SOURCE MATERIAL »
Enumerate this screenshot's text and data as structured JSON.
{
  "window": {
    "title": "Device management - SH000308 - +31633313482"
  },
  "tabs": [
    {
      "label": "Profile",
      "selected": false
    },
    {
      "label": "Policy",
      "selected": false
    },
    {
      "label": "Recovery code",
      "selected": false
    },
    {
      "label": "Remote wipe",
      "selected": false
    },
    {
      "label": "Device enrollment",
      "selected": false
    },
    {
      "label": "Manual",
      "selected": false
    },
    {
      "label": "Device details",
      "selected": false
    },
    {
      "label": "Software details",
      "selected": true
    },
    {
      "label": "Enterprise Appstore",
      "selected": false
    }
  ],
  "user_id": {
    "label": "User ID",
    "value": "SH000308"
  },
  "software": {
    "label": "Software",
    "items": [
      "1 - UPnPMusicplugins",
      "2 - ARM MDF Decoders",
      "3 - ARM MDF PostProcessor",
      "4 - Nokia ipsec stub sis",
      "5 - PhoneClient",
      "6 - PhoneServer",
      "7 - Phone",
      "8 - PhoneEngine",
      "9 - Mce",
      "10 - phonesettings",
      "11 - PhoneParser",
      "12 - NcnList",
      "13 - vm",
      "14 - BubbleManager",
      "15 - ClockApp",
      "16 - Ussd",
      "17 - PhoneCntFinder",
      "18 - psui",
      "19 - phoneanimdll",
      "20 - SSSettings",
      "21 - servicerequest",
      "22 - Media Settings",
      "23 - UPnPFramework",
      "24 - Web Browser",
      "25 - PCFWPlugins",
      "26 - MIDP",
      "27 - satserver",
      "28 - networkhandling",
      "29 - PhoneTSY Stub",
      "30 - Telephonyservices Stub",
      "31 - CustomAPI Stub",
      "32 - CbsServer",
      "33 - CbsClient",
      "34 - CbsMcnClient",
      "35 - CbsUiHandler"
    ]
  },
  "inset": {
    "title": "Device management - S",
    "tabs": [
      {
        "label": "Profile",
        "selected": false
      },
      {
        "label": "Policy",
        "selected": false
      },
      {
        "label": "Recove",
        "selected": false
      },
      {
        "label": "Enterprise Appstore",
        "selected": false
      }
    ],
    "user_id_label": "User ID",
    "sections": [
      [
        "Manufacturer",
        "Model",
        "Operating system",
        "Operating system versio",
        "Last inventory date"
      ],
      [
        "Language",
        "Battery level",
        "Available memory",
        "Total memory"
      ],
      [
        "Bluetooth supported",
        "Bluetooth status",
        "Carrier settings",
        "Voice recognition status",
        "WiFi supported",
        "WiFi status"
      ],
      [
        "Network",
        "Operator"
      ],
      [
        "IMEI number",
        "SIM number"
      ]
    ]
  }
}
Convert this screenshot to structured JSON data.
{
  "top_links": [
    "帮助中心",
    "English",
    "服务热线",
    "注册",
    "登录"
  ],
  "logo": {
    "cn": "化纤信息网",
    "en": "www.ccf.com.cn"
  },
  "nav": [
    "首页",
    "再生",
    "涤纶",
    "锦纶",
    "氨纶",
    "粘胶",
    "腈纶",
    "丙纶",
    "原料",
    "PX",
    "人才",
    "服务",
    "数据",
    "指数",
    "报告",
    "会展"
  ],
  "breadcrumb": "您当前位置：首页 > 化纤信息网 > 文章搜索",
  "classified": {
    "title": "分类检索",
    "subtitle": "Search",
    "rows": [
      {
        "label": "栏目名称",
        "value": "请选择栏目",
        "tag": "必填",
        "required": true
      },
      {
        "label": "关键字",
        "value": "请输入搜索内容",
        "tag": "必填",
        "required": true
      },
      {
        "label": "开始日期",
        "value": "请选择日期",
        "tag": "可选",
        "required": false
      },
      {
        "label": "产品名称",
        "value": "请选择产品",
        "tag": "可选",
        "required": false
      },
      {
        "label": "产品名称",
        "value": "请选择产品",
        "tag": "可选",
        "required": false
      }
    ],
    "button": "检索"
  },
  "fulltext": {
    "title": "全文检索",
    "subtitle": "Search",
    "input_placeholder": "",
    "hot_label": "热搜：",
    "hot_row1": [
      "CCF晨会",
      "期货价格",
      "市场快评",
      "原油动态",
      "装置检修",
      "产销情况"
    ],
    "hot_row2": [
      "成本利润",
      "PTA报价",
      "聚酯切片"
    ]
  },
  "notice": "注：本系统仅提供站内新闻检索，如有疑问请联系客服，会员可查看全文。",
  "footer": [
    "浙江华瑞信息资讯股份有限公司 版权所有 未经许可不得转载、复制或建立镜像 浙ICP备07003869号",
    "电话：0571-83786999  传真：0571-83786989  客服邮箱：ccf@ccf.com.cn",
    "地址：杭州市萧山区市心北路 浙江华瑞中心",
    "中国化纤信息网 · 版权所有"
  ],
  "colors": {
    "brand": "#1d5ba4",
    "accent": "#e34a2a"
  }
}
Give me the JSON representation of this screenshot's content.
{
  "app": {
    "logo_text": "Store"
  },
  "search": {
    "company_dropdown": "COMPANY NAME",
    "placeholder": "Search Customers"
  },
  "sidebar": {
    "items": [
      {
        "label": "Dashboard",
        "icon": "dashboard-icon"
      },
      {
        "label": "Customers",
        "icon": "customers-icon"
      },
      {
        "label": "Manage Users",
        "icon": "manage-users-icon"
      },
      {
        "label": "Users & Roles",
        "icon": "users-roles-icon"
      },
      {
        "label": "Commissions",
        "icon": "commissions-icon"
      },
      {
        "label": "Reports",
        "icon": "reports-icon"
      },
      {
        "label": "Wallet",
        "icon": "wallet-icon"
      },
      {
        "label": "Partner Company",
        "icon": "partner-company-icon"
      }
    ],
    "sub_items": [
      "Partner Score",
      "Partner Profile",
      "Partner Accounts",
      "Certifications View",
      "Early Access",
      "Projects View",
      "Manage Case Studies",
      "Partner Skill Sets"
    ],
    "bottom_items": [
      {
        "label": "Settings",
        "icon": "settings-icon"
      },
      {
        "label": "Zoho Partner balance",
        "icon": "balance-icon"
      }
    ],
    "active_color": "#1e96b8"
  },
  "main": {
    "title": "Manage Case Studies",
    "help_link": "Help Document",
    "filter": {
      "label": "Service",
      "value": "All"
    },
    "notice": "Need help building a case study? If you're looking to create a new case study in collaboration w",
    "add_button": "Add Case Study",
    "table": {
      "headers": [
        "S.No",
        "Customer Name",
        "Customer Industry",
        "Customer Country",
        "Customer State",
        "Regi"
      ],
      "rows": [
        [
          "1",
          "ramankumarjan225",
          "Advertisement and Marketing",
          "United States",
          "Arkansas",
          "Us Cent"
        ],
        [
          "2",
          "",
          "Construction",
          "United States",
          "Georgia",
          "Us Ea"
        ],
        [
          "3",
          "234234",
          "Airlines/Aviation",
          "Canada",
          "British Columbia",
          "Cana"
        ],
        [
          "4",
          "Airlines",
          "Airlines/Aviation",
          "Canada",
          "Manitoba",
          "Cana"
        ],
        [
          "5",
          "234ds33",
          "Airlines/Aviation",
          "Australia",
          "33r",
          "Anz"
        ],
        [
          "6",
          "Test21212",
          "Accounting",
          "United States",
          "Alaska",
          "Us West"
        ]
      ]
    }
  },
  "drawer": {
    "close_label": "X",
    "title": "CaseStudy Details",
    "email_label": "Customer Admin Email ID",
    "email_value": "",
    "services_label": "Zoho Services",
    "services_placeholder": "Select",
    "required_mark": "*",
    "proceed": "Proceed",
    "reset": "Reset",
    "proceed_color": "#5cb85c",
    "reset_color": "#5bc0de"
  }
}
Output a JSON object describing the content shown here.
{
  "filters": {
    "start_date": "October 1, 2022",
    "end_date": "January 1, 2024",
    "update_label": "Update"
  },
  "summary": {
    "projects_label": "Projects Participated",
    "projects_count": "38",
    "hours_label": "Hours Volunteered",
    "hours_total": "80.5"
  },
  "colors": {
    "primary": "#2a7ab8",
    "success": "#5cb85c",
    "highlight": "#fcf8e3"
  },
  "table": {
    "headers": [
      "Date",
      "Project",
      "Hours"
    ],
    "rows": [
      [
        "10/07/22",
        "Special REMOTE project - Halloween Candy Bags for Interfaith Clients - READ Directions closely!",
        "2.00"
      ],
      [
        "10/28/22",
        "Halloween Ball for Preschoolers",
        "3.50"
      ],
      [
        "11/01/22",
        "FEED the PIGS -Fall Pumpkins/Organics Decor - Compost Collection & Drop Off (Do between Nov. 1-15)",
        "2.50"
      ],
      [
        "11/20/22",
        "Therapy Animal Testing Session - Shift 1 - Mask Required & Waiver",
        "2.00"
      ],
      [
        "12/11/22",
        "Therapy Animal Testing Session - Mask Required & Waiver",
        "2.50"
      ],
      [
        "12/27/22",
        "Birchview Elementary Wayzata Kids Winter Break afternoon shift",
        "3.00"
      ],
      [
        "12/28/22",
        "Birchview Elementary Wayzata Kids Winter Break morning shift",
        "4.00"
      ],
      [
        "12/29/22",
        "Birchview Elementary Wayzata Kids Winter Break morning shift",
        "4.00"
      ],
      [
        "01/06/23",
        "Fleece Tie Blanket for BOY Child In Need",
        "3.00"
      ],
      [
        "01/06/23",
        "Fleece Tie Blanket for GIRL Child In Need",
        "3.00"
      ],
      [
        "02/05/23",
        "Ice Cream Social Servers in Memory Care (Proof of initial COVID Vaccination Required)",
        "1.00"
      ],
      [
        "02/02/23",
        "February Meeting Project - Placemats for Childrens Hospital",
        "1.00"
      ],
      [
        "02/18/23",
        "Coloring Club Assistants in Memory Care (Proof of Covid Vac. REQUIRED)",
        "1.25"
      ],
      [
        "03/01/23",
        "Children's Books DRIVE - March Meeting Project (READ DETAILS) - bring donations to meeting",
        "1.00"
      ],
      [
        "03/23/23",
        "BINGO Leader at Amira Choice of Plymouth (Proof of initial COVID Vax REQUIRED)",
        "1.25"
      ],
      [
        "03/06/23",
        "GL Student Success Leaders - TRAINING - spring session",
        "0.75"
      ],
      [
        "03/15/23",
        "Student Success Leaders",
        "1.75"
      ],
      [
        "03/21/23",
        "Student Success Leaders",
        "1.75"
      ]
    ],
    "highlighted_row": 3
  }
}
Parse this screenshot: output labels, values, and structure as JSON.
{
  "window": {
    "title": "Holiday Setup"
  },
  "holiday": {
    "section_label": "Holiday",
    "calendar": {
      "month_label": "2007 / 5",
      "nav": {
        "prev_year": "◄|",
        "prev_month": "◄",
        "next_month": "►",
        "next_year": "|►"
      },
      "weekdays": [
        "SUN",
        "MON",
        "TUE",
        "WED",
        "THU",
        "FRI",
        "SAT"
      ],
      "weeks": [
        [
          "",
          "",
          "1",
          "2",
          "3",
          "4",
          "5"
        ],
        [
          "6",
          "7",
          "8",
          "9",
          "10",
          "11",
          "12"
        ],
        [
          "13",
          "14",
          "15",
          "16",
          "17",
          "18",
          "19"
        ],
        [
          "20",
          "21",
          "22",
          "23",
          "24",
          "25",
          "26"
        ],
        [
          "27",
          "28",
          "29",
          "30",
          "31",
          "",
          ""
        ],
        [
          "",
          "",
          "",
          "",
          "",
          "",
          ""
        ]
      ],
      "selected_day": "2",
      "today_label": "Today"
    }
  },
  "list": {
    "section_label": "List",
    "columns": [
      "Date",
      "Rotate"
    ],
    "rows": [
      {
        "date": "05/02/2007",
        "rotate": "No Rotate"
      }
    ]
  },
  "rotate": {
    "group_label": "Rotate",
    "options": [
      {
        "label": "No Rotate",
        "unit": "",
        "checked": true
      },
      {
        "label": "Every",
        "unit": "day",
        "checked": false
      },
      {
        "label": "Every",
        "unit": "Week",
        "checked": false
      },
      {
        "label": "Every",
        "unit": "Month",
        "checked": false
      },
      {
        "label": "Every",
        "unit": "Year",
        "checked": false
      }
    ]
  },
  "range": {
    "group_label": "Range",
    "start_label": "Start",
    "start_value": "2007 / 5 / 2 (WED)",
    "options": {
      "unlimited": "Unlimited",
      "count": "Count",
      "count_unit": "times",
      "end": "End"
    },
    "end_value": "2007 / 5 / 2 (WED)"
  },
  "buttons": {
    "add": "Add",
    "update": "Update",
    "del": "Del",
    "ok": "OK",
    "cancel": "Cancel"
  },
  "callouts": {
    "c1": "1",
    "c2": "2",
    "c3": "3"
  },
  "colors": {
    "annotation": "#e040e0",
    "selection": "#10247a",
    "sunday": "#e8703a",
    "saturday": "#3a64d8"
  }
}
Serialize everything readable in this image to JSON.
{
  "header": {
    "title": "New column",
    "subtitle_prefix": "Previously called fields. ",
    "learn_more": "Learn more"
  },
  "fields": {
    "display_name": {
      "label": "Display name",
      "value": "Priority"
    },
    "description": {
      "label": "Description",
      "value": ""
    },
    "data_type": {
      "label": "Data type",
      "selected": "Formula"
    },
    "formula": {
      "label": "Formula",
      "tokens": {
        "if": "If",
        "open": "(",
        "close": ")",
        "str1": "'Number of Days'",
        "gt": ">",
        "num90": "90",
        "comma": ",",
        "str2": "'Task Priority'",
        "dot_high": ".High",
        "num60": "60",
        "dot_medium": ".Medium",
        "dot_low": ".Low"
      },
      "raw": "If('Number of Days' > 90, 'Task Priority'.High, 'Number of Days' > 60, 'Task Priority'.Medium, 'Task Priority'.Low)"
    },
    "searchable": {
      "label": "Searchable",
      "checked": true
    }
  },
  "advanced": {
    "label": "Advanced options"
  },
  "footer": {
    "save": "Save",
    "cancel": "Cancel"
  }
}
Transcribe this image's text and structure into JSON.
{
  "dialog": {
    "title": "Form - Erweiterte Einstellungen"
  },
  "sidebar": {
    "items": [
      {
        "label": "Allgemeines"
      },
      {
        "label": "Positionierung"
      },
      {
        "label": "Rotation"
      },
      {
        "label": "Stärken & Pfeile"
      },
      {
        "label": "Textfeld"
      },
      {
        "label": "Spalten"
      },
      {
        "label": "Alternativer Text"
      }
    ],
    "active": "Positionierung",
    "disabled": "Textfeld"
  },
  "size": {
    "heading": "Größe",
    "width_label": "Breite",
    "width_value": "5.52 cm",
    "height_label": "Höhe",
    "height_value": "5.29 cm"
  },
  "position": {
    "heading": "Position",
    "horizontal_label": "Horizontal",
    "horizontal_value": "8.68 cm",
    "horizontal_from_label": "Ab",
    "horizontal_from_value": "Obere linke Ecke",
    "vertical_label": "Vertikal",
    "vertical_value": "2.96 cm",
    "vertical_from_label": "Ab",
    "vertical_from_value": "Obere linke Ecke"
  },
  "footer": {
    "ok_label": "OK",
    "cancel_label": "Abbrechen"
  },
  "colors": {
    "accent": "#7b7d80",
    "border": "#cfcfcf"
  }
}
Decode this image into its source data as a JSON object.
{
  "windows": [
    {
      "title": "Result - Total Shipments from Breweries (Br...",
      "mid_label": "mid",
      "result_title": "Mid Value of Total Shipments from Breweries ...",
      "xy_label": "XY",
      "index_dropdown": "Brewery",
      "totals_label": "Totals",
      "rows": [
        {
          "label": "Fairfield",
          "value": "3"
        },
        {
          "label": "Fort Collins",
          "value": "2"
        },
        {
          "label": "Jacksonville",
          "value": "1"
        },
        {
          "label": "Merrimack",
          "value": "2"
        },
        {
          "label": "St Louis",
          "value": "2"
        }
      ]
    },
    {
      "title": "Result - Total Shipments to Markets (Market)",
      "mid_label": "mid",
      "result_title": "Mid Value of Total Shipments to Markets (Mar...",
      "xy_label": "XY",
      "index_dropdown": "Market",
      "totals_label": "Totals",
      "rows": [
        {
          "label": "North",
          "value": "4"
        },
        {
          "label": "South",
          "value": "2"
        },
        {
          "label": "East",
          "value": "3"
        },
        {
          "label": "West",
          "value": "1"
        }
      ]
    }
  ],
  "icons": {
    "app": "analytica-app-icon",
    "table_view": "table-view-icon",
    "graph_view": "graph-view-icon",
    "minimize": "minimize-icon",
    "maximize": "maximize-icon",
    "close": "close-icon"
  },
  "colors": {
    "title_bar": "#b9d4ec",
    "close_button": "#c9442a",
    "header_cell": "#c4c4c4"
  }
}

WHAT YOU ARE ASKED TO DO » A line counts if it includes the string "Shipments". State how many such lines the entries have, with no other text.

WRITTEN RESPONSE » 4